So last night, after exhausting elebenty-billion DBT coping skills, I went for my tried and true: I cut.

It made me FURIOUS.

I was so surprised by that reaction that I did it again, just to see what happened.

I was even MORE furious.

I cut because it works. It's a physical release of the emotional torment. After the knife has hit, and I see the blood, I feel like a tire deflating. All the pressure is released and there's just a feeling of AHHHHH. Now I feel better.

Until last night.

So, that's the death of a coping mechanism, I guess, and now I have to find one that works as well as cutting used to.

My therapist wondered if the anger had been simmering unawares, like a volcano before it erupts. Upon thinking about it, I realize I'm angry most of the time. My sister told me once I was the angriest person she knew. I was stunned, but it turns out she's right. The trick is figuring out what I'm angry about. I know I'm still angry about the damn disability, 5 years later. I'm angry that I'm reduced to a job that requires less than a high school education, when I have a masters degree. (I told a former psychiatrist what I was doing now. He said, "I think that's a great job for you! DON'T OVERDO IT." (Emphasis mine.) I'm angry that people feel sorry for me. I'm angry a mental health professional called the cops on me and humiliated me in front of my coworkers and neighbors. (Should I be grateful he cared that much? Probably. But I'm angry.) I don't even know what else I'm angry about, just that I am. I try not to think about it too much.

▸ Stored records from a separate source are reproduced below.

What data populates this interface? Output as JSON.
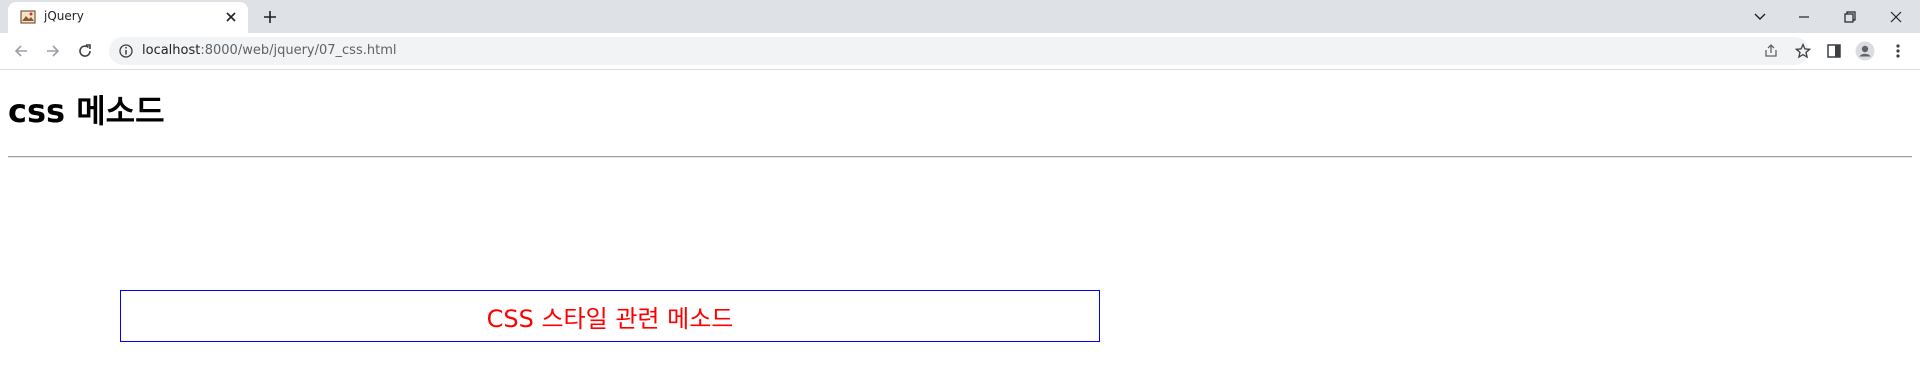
{
  "browser": {
    "tab": {
      "title": "jQuery",
      "favicon_icon": "image-icon"
    },
    "address": {
      "host": "localhost",
      "path": ":8000/web/jquery/07_css.html"
    },
    "icons": {
      "back": "arrow-left-icon",
      "forward": "arrow-right-icon",
      "reload": "reload-icon",
      "info": "info-icon",
      "share": "share-icon",
      "bookmark": "star-icon",
      "side_panel": "side-panel-icon",
      "profile": "profile-icon",
      "menu": "kebab-menu-icon",
      "tab_search": "chevron-down-icon",
      "minimize": "minimize-icon",
      "restore": "restore-icon",
      "close": "close-icon",
      "new_tab": "plus-icon"
    }
  },
  "page": {
    "heading": "css 메소드",
    "box_text": "CSS 스타일 관련 메소드"
  },
  "colors": {
    "box_border": "#0000ff",
    "box_text": "#ff0000",
    "tabbar_bg": "#dee1e6",
    "omnibox_bg": "#f1f3f4"
  }
}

I'm even angry writing about being angry. Time to go watch my stupid show and snuggle the cat. More to come.....

Monday, May 11, 2015


The thing about memories is, I have very few of them. My memory doesn't extend past the previous day, and sometimes it's even just a few hours. (My sister asked me the other day what I'd had for dinner the previous night, and I had to struggle to come up with it.)

I had 9 months of electroconvulsive therapy (ECT), in an attempt to get out of the most severe, longest-lasting depressive episode of my life. I got 2.5 months of peace before I ended up in the hospital, actively suicidal. Not only did it not work on my depression, it fried my brain. People tell me things, or show me artifacts from places we went together, and I just don't remember.

It's troublesome with work, too. Even if I've done something several times, if there's been a gap since the last time I did it, I'll have to ask to be shown again. It pisses off my boss. Last time, between the time I asked him to help me and the time he responded, I remembered how. But it took me several hours to surface the memory. I know he's busy and he relies on me to do stuff he doesn't have time for, but I can only do what I can do. I try my best in the face of my limitations. The fact is, they're not going away, ever. It frustrates me, too. But I took a crapshoot with my brain and I lost. It's something I'll have to deal with for the rest of my life. If anybody has any ideas for ways around it, let me know.

Le Misanthrope

Yep, that's me.

Misanthropy is defined as the general hatred, distrust or disdain of the human species. I think it's safe to say I detest mankind. People are stupid, and annoying, and a general pain in the ass. I prefer the company of my cat. She can't talk, and she's never abandoned me or let me down. How many people can you say that about?

This is a shit time of year for me. There's Mother's Day (on which I am never acknowledged by my child), and said child's birthday (painful for several reasons), and this year I'm preparing to wave goodbye to one of the only people who has ever understood me enough to help me. I don't know what I'm going to do without him.

I wish I could just find a cave somewhere and hole up. (As long as the cave has wi-fi.)